• _Your task_:
Copy out each line of the material in which the word "session" can be found.
----
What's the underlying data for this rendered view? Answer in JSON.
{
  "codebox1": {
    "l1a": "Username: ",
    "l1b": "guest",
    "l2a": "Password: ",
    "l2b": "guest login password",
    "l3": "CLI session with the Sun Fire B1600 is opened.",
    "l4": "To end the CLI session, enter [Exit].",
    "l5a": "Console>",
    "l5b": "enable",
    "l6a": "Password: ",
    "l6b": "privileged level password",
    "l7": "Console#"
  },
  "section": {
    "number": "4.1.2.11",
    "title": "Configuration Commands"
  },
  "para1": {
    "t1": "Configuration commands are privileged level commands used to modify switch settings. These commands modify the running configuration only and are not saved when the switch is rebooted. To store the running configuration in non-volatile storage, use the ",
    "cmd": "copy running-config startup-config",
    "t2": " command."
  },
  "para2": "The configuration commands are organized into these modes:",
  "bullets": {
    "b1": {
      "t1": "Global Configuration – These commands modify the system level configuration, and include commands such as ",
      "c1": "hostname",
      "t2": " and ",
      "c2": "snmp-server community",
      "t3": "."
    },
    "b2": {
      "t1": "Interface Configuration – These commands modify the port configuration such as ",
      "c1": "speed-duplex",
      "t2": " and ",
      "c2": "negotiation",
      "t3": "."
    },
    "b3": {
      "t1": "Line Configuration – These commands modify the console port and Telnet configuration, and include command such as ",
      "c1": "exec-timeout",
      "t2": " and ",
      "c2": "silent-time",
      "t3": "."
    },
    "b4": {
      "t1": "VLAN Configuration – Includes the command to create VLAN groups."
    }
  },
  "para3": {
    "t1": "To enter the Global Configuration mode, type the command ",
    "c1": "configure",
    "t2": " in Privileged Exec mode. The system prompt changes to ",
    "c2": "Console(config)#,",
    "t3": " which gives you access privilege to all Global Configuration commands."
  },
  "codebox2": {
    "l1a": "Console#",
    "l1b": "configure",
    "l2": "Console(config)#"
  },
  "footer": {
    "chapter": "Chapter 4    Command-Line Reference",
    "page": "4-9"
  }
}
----
• _Task response_:
    "l3": "CLI session with the Sun Fire B1600 is opened.",
    "l4": "To end the CLI session, enter [Exit].",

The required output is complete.